Q: Did you grow up in Northport?
A: Born and raised. Both my parents grew up in Northport as well. My wife and her parents did, too. So it's one of those communities that people just don't really seem to want to leave or, if they do, they find a way back.
Q: Did you go on to college?
A: I joined the Air Force, basically right out of high school...I got stationed in Germany for about three and a half years. And I discovered another passion of mine, which was aviation.
Q: What are some of the biggest issues you think are facing the village?
A: There was a time approximately five years ago, when we really were dealing with a pretty strong heroin epidemic ... A lot of people really wouldn't expect it to be within the confines of the village. But that was an all-encompassing problem ... We were having a lot of overdoses, we were seeing people in hard times. And, you know, you can't arrest your way out of every problem — sometimes getting somebody in front of a judge can help them get the help they need in court-mandated treatment program or something like that. And I feel that our personnel really did a great job. And I think the county itself has done a pretty good job. So far, we've seen a decline in that.
Q: What do you think are the reasons for the decline?

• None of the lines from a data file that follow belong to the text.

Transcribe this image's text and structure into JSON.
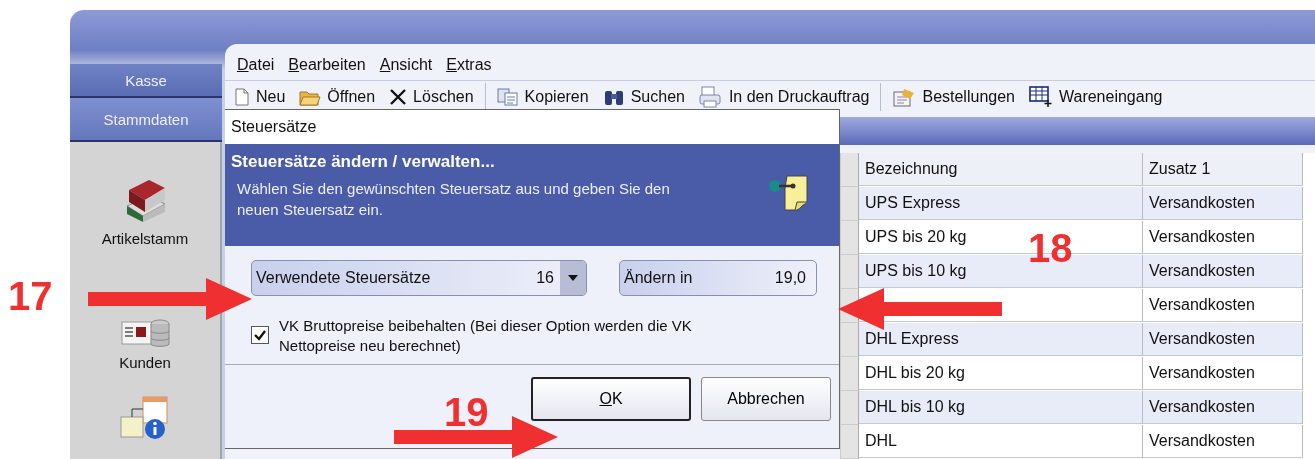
{
  "nav": {
    "tabs": [
      {
        "label": "Kasse",
        "selected": false
      },
      {
        "label": "Stammdaten",
        "selected": true
      }
    ],
    "items": [
      {
        "label": "Artikelstamm"
      },
      {
        "label": "Kunden"
      }
    ]
  },
  "menu": [
    "Datei",
    "Bearbeiten",
    "Ansicht",
    "Extras"
  ],
  "toolbar": [
    {
      "kind": "button",
      "label": "Neu"
    },
    {
      "kind": "button",
      "label": "Öffnen"
    },
    {
      "kind": "button",
      "label": "Löschen"
    },
    {
      "kind": "separator"
    },
    {
      "kind": "button",
      "label": "Kopieren"
    },
    {
      "kind": "button",
      "label": "Suchen"
    },
    {
      "kind": "button",
      "label": "In den Druckauftrag"
    },
    {
      "kind": "separator"
    },
    {
      "kind": "button",
      "label": "Bestellungen"
    },
    {
      "kind": "button",
      "label": "Wareneingang"
    }
  ],
  "table": {
    "columns": [
      "Bezeichnung",
      "Zusatz 1"
    ],
    "rows": [
      {
        "name": "UPS Express",
        "extra": "Versandkosten"
      },
      {
        "name": "UPS bis 20 kg",
        "extra": "Versandkosten"
      },
      {
        "name": "UPS bis 10 kg",
        "extra": "Versandkosten"
      },
      {
        "extra": "Versandkosten"
      },
      {
        "name": "DHL Express",
        "extra": "Versandkosten"
      },
      {
        "name": "DHL bis 20 kg",
        "extra": "Versandkosten"
      },
      {
        "name": "DHL bis 10 kg",
        "extra": "Versandkosten"
      },
      {
        "name": "DHL",
        "extra": "Versandkosten"
      }
    ]
  },
  "dialog": {
    "title": "Steuersätze",
    "heading": "Steuersätze ändern / verwalten...",
    "description": "Wählen Sie den gewünschten Steuersatz aus und geben Sie den neuen Steuersatz ein.",
    "combo": {
      "label": "Verwendete Steuersätze",
      "value": "16"
    },
    "field": {
      "label": "Ändern in",
      "value": "19,0"
    },
    "checkbox": {
      "label": "VK Bruttopreise beibehalten (Bei dieser Option werden die VK Nettopreise neu berechnet)",
      "checked": true
    },
    "buttons": [
      {
        "label": "OK"
      },
      {
        "label": "Abbrechen"
      }
    ]
  },
  "annotations": [
    {
      "number": "17"
    },
    {
      "number": "18"
    },
    {
      "number": "19"
    }
  ]
}
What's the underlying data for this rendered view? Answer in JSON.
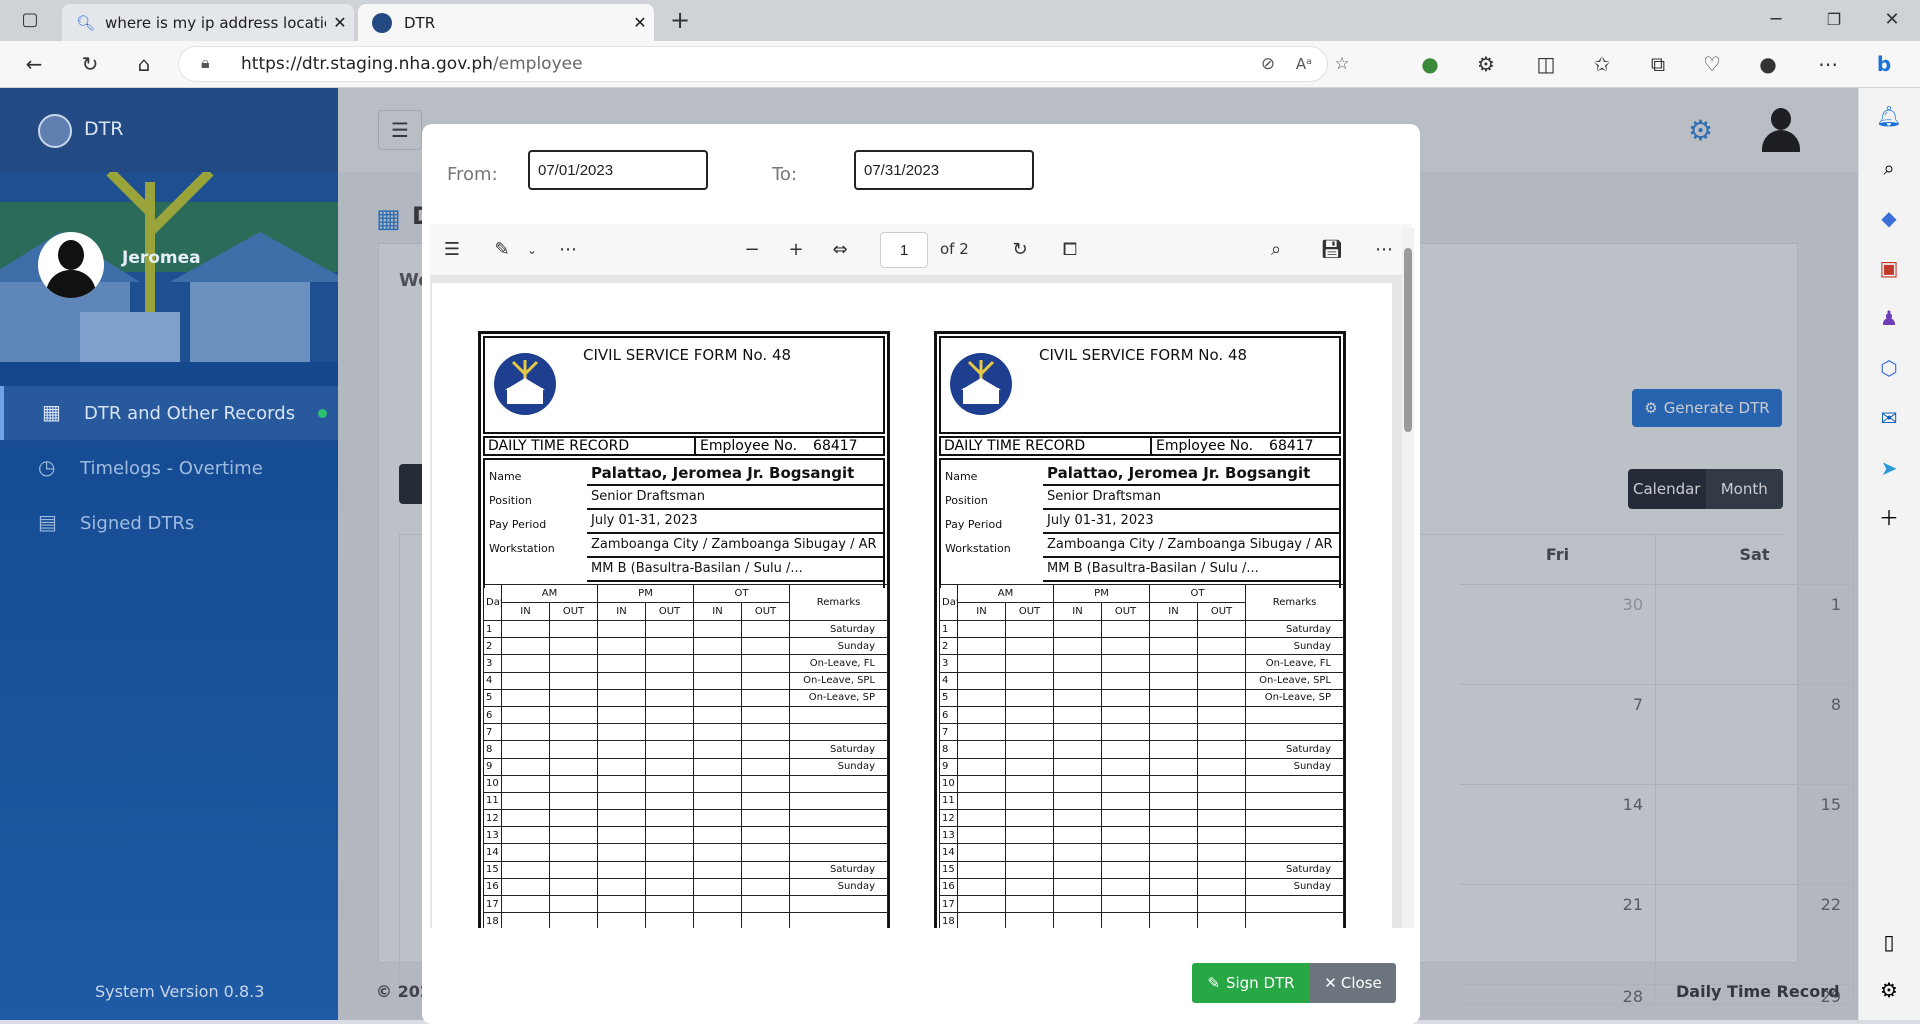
{
  "browser": {
    "tabs": [
      {
        "title": "where is my ip address location -",
        "icon": "search-icon"
      },
      {
        "title": "DTR",
        "icon": "nha-logo-icon"
      }
    ],
    "new_tab": "+",
    "url_host": "https://dtr.staging.nha.gov.ph",
    "url_path": "/employee",
    "notification_badge": "1"
  },
  "sidebar": {
    "brand": "DTR",
    "user_name": "Jeromea",
    "items": [
      {
        "label": "DTR and Other Records",
        "active": true,
        "icon": "calendar-icon"
      },
      {
        "label": "Timelogs - Overtime",
        "active": false,
        "icon": "clock-icon"
      },
      {
        "label": "Signed DTRs",
        "active": false,
        "icon": "pdf-file-icon"
      }
    ],
    "version": "System Version 0.8.3"
  },
  "main": {
    "heading_partial": "D",
    "welcome_partial": "We",
    "generate_button": "Generate DTR",
    "view_toggle": [
      "Calendar",
      "Month"
    ],
    "calendar": {
      "headers": [
        "Fri",
        "Sat"
      ],
      "rows": [
        [
          "30",
          "1"
        ],
        [
          "7",
          "8"
        ],
        [
          "14",
          "15"
        ],
        [
          "21",
          "22"
        ],
        [
          "28",
          "29"
        ]
      ]
    },
    "footer_left": "© 202",
    "footer_right": "Daily Time Record"
  },
  "modal": {
    "from_label": "From:",
    "from_value": "07/01/2023",
    "to_label": "To:",
    "to_value": "07/31/2023",
    "pdf_toolbar": {
      "page_number": "1",
      "page_total": "of 2"
    },
    "form": {
      "title": "CIVIL SERVICE FORM No. 48",
      "record_title": "DAILY TIME RECORD",
      "employee_no_label": "Employee No.",
      "employee_no": "68417",
      "name_label": "Name",
      "name": "Palattao, Jeromea Jr. Bogsangit",
      "position_label": "Position",
      "position": "Senior Draftsman",
      "pay_period_label": "Pay Period",
      "pay_period": "July 01-31, 2023",
      "workstation_label": "Workstation",
      "workstation_line1": "Zamboanga City / Zamboanga Sibugay / AR",
      "workstation_line2": "MM B (Basultra-Basilan / Sulu /...",
      "col_day": "Day",
      "col_am": "AM",
      "col_pm": "PM",
      "col_ot": "OT",
      "col_in": "IN",
      "col_out": "OUT",
      "col_remarks": "Remarks",
      "remarks": [
        "Saturday",
        "Sunday",
        "On-Leave, FL",
        "On-Leave, SPL",
        "On-Leave, SP",
        "",
        "",
        "Saturday",
        "Sunday",
        "",
        "",
        "",
        "",
        "",
        "Saturday",
        "Sunday",
        "",
        "",
        ""
      ]
    },
    "sign_button": "Sign DTR",
    "close_button": "Close"
  }
}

A: I think people are reading a lot in the news about the epidemic and how it was impacting people, whether it be medically, physically ... And I think the word on the street is that you don't want to sell drugs in the village, or you don't want to get caught possessing them. And we're pretty strict about that.
Q: And how is the police department's relationship with the village government? (Last month, Northport police department arrested Village Administrator Tim Brojer on charges of third-degree grand larceny, third-degree criminal possession of stolen property and public corruption.)
A: I can't comment on that particular investigation only because it is ongoing ... But as far as the relationship, it's very good. We have an open line of communication. We do everything we can to assist them and in running the village properly, and I know they're trying their very best to do that.
Q: Is there anything you want our readers to know?
A: I think sometimes the small village departments get looked upon as not being a full-service police department. While we may not have dogs or helicopters or motorcycles, I think that our department is comprised of very well-rounded officers because they work in the confines of the village every single day.
FROM THERE TO HERE
Graduated from Northport High School in 1994
Discharged from the Air Force with the rank of senior airman
Began Northport PD career as an officer and rose to sergeant
Named chief in 2019 with $230,000 annual salary